Read more about Warwick Anderson's award.
American Heart Association's Council for High Blood Pressure Research – Dahl Award and Lecture 2010
Professor Brian Morris became the first non-American to win the prestigious Dahl Award from the American Heart Association's Council for High Blood Pressure Research.
Morris, from Sydney Medical School's School of Medical Sciences and Bosch Institute, has been recognised for his major breakthroughs in the field of hypertension. During his 40-year career, 32 of which he has spent at the University of Sydney, he has unravelled key molecular and genetic aspects of this serious medical condition.
High blood pressure is the world's biggest killer, because it increases the risk of heart attack and stroke. It affects one-in-three adults.
2010 Australian Museum Eureka Prizes
Dr John Forge, a research associate at the University's Unit for History and Philosophy of Science, won the Eureka Prize for Research in Ethics for his book, The Responsible Scientist: A Philosophical Inquiry, which examines the social, moral and legal responsibilities faced by scientists.
Dr Forge argues scientists do carry a moral obligation for their research, whether they are engaged in applied or pure science, and where the end use is unknown.
Honorary Professor Bruce Sutton from the Faculty of Agriculture, Food and Natural Resources shared the Eureka Water Research and Innovation Prize with Associate Professor Greg Leslie, from the UNESCO Centre for Membrane Science and Technology at the University of NSW.
Their project lets plants draw water through salt filters in irrigation pipes at their roots, using tiny amounts of energy naturally created by evaporation at their leaves.
Described as the most significant irrigation innovation based on theoretical science in at least a decade, this work may soon be providing a lifeline for farms across Australia.

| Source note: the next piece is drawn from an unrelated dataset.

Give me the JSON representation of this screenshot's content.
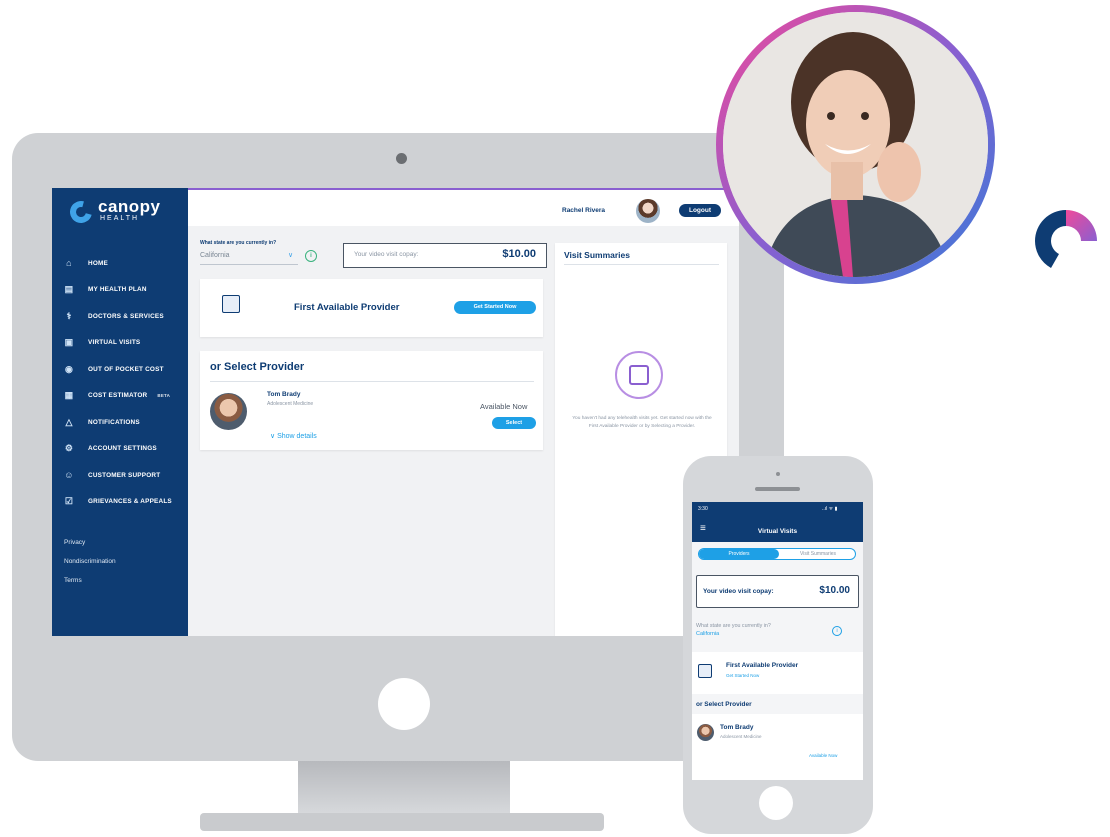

It means that in future droughts it may be possible for farmers to efficiently tap into groundwater that would otherwise have remained out of bounds.

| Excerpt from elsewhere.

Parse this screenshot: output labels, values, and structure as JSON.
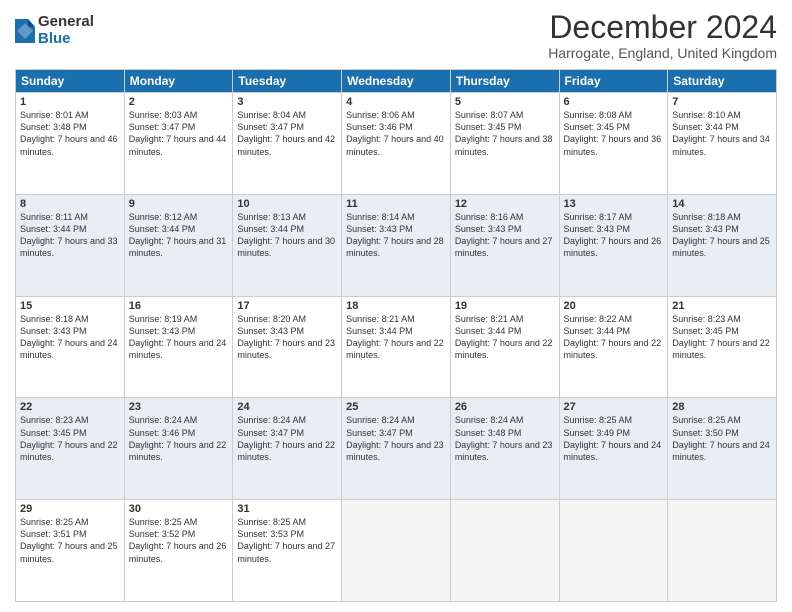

Scopus Young Researcher of the Year (physical sciences)
Professor Ben Eggleton, Director of the Institute of Photonics and Optical Science (IPOS) and Research Director of the CUDOS, the Australian Research Council Centre of Excellence

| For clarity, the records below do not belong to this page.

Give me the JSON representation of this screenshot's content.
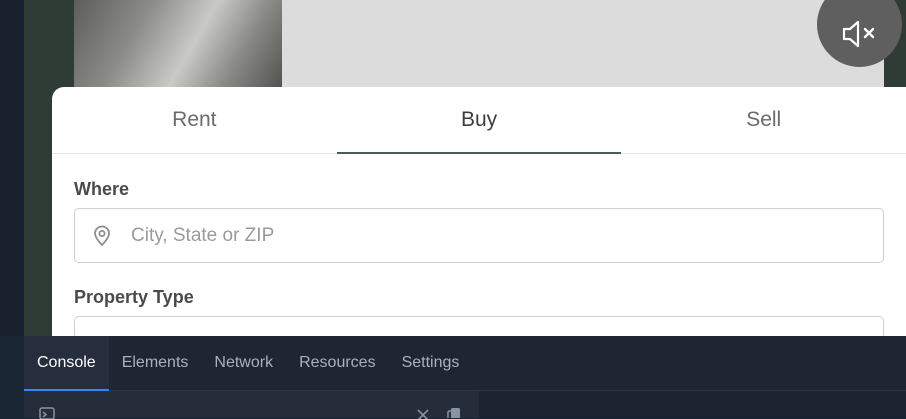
{
  "icons": {
    "mute": "speaker-muted-icon",
    "location": "map-pin-icon",
    "console_prompt": "console-prompt-icon",
    "clear": "close-icon",
    "copy": "copy-icon"
  },
  "search_card": {
    "tabs": [
      {
        "label": "Rent",
        "active": false
      },
      {
        "label": "Buy",
        "active": true
      },
      {
        "label": "Sell",
        "active": false
      }
    ],
    "where": {
      "label": "Where",
      "placeholder": "City, State or ZIP",
      "value": ""
    },
    "property_type": {
      "label": "Property Type"
    }
  },
  "devtools": {
    "tabs": [
      {
        "label": "Console",
        "active": true
      },
      {
        "label": "Elements",
        "active": false
      },
      {
        "label": "Network",
        "active": false
      },
      {
        "label": "Resources",
        "active": false
      },
      {
        "label": "Settings",
        "active": false
      }
    ]
  },
  "colors": {
    "active_devtools_tab_underline": "#3b82f6",
    "active_tab_underline": "#4e5b55",
    "mute_button": "#5f5f5f"
  }
}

Eggleton, part of the School of Physics, works with University colleagues across the University to explore all areas of optics and photonics. Such interdisciplinary collaboration means that ideas that were once thought to be in the realm of fiction, such as invisibility or remote surgery, are now becoming reality.
This award is the first time the prize has been awarded by Scopus, an organisation that developed the largest database of peer-reviewed literature for researchers. The prize is awarded on the basis of the quantity of citations, as well as overall impact a researcher's work has had.
He will also be the director of the new ARC Centre of Excellence for Ultrahigh Bandwidth Devices for Optical Systems.
More about Ben Eggleton's work.
Australian Academy of Science Pawsey Medal
Professor Bryan Gaensler won the highly prestigious Pawsey Medal, which is awarded annually by the Australian Academy of Science and recognises outstanding Australian research in physics by scientists less than 40 years of age. Gaensler received the award for his pioneering studies of cosmic magnetism which have opened a new window on the universe.
Read more about the Pawsey Medal.
Information correct at time of award.